Mario & Sonic At The London 2012 Olympic Games Review
Partnering Mario and Sonic proved to be an unbeatable pairing for SEGA. The debut entry in the series, Mario & Sonic at the Olympic Games, was released back in 2008 alongside and became was the first official crossover title that starred both Nintendo and SEGA’s iconic creations.
It proved a runaway success, especially with the Wii crowd which saw sales in excess of seven million copies and its Nintendo DS counterpart also raking in over four million copies. As can be expected, such success resulted in a sequel of sorts in the form of Mario & Sonic at the Olympic Winter Games which coincided with Vancouver 2010. Now, in the wake of the 2012 London Olympic Games, SEGA are once again gunning for gold.
You’re once again able to select between twenty characters that encompass favourites such as Knuckles, Donkey Kong, Tails, Yoshi and Waluigi, each divided into four differing abilities – Power, All-Around, Speed and Skill. You’ll have to choose the best suited to whichever event you opt to participate within, of which there are thirty-one in the game categorised under Olympic and Dream Events.
Single Match mode remains the core of the experience, allowing you to hop directly into Olympic Events or Dream Events of your choosing. Those seen within past titles return, Football, Badminton and Equestrian being examples of those newly added for this latest sports outing. Controls are responsive, remaining largely waggle-free and, as always, simple to grasp for most players.
It is within the Dream Events, however, that Mario & Sonic at the London 2012 Olympic Games excels. These see traditional Olympic events merge with Nintendo and SEGA’s most recognisable titles, resulting in a spectacular selection that could easily be further expanded into a game of their own.
Dream Long Jump seeing players bouncing along increasingly sparse clouds that echoes the visuals of Kirby’s Epic Yarn, for example, or Dream Sprint placing you into coloured spheres as seen within Super Monkey Ball to then race at blistering speed down a spiralling track. Super Mario Galaxy is also used, as players perform various flight formations in space so that they may defeat a Dino Pirahna. These easily become the most enjoyable events of Mario & Sonic at the London 2012 Olympic Games – colourful, visually diverse and incredibly fun to play.
The game also features a separate London Party mode, four players finding themselves roaming the streets of the capital as they compete to fill Sticker Albums – the first to do so winning the game. To do so you’ll have to succeed within scheduled Olympic events or mini-games, such as quizzes or being tasked with knocking each other out with Green Shells, to net yourself stickers that may be added to your album. Players are able to choose between varying sizes of Sticker Albums depending on how long they want their session to last. It’s a welcome addition, yet most will prefer the ease and control of choosing whichever events you’d like to play within Single Match mode.
Successfully competing within any of the game’s extensive array of events and modes showers the player with Scratch Cards as your reward. Players scratch panels from these, with the aim to gain a pair of matching icons that’ll result in unlocking bonus content within the game.

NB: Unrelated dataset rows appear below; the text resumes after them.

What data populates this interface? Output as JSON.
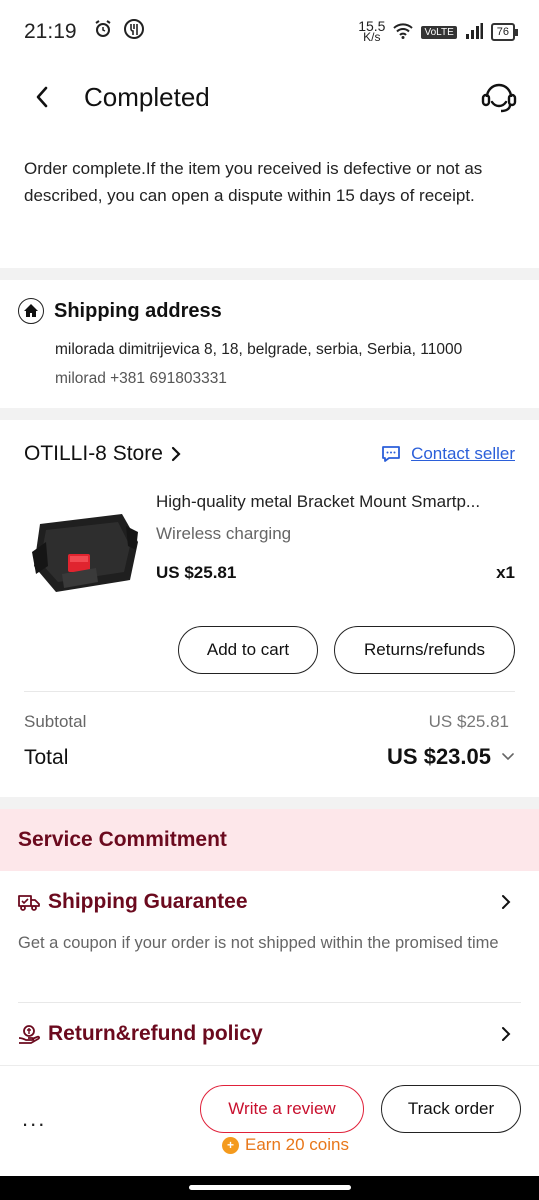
{
  "status_bar": {
    "time": "21:19",
    "speed_value": "15.5",
    "speed_unit": "K/s",
    "network_label": "VoLTE",
    "battery": "76"
  },
  "header": {
    "title": "Completed",
    "back_icon": "chevron-left-icon",
    "support_icon": "headset-icon"
  },
  "notice": "Order complete.If the item you received is defective or not as described, you can open a dispute within 15 days of receipt.",
  "address": {
    "title": "Shipping address",
    "line1": "milorada dimitrijevica 8, 18, belgrade, serbia, Serbia, 11000",
    "line2": "milorad +381 691803331"
  },
  "store": {
    "name": "OTILLI-8 Store",
    "contact_label": "Contact seller"
  },
  "product": {
    "title": "High-quality metal Bracket Mount Smartp...",
    "variant": "Wireless charging",
    "price": "US $25.81",
    "qty": "x1"
  },
  "actions": {
    "add_to_cart": "Add to cart",
    "returns": "Returns/refunds"
  },
  "summary": {
    "subtotal_label": "Subtotal",
    "subtotal_value": "US $25.81",
    "total_label": "Total",
    "total_value": "US $23.05"
  },
  "service": {
    "title": "Service Commitment",
    "guarantee_title": "Shipping Guarantee",
    "guarantee_desc": "Get a coupon if your order is not shipped within the promised time",
    "policy_title": "Return&refund policy"
  },
  "bottom": {
    "more": "...",
    "review": "Write a review",
    "track": "Track order",
    "coins": "Earn 20 coins"
  },
  "colors": {
    "accent_red": "#c8102e",
    "maroon": "#6b0a1e",
    "link_blue": "#2b5fd9",
    "coin_orange": "#e8771a",
    "commit_bg": "#fde7ea"
  }
}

Such content either takes the form of music plucked from the history of the Mario and Sonic series, which may be listened to through a Jukebox or in-game having assigned tracks to events specified by the player, or items of clothing that may be used to dress your Mii. There’s an extensive quantity available too, including humorous character suits akin to costumes seen within the likes of Media Molecule’s LittleBigPlanet.
In addition, SEGA has seen fit to introduce a number of Challenges to help objectify your play time. These include playing as your Mii or finishing London Party mode five times for example and amount to an achievement system that ensures that those wishing to get the most out of Mario & Sonic at the London 2012 Olympic Games will do so. An in-game Mail system also provides hints and tips as to how best to succeed within events.
Mario & Sonic at the London 2012 Olympic Games proves to be an engaging multiplayer experience, although a less stimulating one on your own. With fun at its core, this is certainly a game that those who regularly play in groups won’t want to miss, and one that is sure to sell well as the Olympics approach.